───── STUDY MATERIAL ─────
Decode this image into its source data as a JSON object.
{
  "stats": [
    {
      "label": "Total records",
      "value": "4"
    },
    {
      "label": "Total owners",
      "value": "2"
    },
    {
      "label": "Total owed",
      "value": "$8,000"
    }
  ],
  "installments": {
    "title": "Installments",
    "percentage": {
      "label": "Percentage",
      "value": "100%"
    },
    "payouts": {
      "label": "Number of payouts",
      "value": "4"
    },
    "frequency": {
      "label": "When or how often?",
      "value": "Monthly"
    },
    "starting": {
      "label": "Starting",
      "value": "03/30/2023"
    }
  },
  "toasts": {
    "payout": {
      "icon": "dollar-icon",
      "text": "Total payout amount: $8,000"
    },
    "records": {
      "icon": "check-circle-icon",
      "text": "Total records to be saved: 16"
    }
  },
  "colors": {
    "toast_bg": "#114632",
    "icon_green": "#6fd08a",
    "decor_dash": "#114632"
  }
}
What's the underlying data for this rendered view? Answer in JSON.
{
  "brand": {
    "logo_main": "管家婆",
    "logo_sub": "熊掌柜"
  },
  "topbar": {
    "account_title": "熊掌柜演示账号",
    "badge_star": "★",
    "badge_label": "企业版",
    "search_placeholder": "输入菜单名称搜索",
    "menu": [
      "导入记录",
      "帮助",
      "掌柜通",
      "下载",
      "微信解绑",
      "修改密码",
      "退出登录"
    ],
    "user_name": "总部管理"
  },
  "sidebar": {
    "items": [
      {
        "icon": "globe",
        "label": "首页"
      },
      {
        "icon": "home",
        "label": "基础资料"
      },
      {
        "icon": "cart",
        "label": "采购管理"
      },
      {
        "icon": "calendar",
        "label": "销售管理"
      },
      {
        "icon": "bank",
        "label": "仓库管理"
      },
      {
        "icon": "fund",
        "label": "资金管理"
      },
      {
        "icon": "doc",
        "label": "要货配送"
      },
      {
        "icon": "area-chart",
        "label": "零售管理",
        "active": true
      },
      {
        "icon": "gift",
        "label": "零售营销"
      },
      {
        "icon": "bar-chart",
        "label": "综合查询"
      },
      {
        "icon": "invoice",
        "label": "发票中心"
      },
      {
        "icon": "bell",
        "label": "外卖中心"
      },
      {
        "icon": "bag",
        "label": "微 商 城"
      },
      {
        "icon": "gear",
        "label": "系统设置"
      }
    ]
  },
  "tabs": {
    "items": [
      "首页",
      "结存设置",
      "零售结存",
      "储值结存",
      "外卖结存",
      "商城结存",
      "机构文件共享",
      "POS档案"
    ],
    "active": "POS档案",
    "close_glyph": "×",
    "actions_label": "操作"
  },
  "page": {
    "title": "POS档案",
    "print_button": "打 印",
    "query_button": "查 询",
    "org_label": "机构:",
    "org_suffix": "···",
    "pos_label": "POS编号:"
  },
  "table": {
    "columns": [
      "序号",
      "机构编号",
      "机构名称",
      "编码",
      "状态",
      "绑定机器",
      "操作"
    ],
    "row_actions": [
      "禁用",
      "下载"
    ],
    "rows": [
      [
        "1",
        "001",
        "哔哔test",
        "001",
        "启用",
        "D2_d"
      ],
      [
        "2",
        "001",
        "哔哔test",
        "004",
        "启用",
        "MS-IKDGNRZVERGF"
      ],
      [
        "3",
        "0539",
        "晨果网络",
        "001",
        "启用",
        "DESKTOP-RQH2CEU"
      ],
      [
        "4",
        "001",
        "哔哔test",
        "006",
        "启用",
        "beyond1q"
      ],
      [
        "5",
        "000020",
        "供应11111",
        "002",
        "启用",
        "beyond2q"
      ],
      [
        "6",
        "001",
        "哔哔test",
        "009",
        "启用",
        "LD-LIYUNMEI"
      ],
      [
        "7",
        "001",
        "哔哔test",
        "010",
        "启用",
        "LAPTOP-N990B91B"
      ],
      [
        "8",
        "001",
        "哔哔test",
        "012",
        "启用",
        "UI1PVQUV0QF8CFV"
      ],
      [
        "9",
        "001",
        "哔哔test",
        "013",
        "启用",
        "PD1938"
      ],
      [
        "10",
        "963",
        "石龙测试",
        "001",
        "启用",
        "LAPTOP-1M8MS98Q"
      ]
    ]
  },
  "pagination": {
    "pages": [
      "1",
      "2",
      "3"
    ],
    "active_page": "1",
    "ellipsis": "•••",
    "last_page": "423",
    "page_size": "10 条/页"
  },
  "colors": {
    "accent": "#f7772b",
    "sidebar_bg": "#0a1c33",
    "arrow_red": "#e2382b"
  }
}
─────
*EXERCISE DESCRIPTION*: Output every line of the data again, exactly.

*OUTPUT FOR THIS TASK*:
Decode this image into its source data as a JSON object.
{
  "stats": [
    {
      "label": "Total records",
      "value": "4"
    },
    {
      "label": "Total owners",
      "value": "2"
    },
    {
      "label": "Total owed",
      "value": "$8,000"
    }
  ],
  "installments": {
    "title": "Installments",
    "percentage": {
      "label": "Percentage",
      "value": "100%"
    },
    "payouts": {
      "label": "Number of payouts",
      "value": "4"
    },
    "frequency": {
      "label": "When or how often?",
      "value": "Monthly"
    },
    "starting": {
      "label": "Starting",
      "value": "03/30/2023"
    }
  },
  "toasts": {
    "payout": {
      "icon": "dollar-icon",
      "text": "Total payout amount: $8,000"
    },
    "records": {
      "icon": "check-circle-icon",
      "text": "Total records to be saved: 16"
    }
  },
  "colors": {
    "toast_bg": "#114632",
    "icon_green": "#6fd08a",
    "decor_dash": "#114632"
  }
}
What's the underlying data for this rendered view? Answer in JSON.
{
  "brand": {
    "logo_main": "管家婆",
    "logo_sub": "熊掌柜"
  },
  "topbar": {
    "account_title": "熊掌柜演示账号",
    "badge_star": "★",
    "badge_label": "企业版",
    "search_placeholder": "输入菜单名称搜索",
    "menu": [
      "导入记录",
      "帮助",
      "掌柜通",
      "下载",
      "微信解绑",
      "修改密码",
      "退出登录"
    ],
    "user_name": "总部管理"
  },
  "sidebar": {
    "items": [
      {
        "icon": "globe",
        "label": "首页"
      },
      {
        "icon": "home",
        "label": "基础资料"
      },
      {
        "icon": "cart",
        "label": "采购管理"
      },
      {
        "icon": "calendar",
        "label": "销售管理"
      },
      {
        "icon": "bank",
        "label": "仓库管理"
      },
      {
        "icon": "fund",
        "label": "资金管理"
      },
      {
        "icon": "doc",
        "label": "要货配送"
      },
      {
        "icon": "area-chart",
        "label": "零售管理",
        "active": true
      },
      {
        "icon": "gift",
        "label": "零售营销"
      },
      {
        "icon": "bar-chart",
        "label": "综合查询"
      },
      {
        "icon": "invoice",
        "label": "发票中心"
      },
      {
        "icon": "bell",
        "label": "外卖中心"
      },
      {
        "icon": "bag",
        "label": "微 商 城"
      },
      {
        "icon": "gear",
        "label": "系统设置"
      }
    ]
  },
  "tabs": {
    "items": [
      "首页",
      "结存设置",
      "零售结存",
      "储值结存",
      "外卖结存",
      "商城结存",
      "机构文件共享",
      "POS档案"
    ],
    "active": "POS档案",
    "close_glyph": "×",
    "actions_label": "操作"
  },
  "page": {
    "title": "POS档案",
    "print_button": "打 印",
    "query_button": "查 询",
    "org_label": "机构:",
    "org_suffix": "···",
    "pos_label": "POS编号:"
  },
  "table": {
    "columns": [
      "序号",
      "机构编号",
      "机构名称",
      "编码",
      "状态",
      "绑定机器",
      "操作"
    ],
    "row_actions": [
      "禁用",
      "下载"
    ],
    "rows": [
      [
        "1",
        "001",
        "哔哔test",
        "001",
        "启用",
        "D2_d"
      ],
      [
        "2",
        "001",
        "哔哔test",
        "004",
        "启用",
        "MS-IKDGNRZVERGF"
      ],
      [
        "3",
        "0539",
        "晨果网络",
        "001",
        "启用",
        "DESKTOP-RQH2CEU"
      ],
      [
        "4",
        "001",
        "哔哔test",
        "006",
        "启用",
        "beyond1q"
      ],
      [
        "5",
        "000020",
        "供应11111",
        "002",
        "启用",
        "beyond2q"
      ],
      [
        "6",
        "001",
        "哔哔test",
        "009",
        "启用",
        "LD-LIYUNMEI"
      ],
      [
        "7",
        "001",
        "哔哔test",
        "010",
        "启用",
        "LAPTOP-N990B91B"
      ],
      [
        "8",
        "001",
        "哔哔test",
        "012",
        "启用",
        "UI1PVQUV0QF8CFV"
      ],
      [
        "9",
        "001",
        "哔哔test",
        "013",
        "启用",
        "PD1938"
      ],
      [
        "10",
        "963",
        "石龙测试",
        "001",
        "启用",
        "LAPTOP-1M8MS98Q"
      ]
    ]
  },
  "pagination": {
    "pages": [
      "1",
      "2",
      "3"
    ],
    "active_page": "1",
    "ellipsis": "•••",
    "last_page": "423",
    "page_size": "10 条/页"
  },
  "colors": {
    "accent": "#f7772b",
    "sidebar_bg": "#0a1c33",
    "arrow_red": "#e2382b"
  }
}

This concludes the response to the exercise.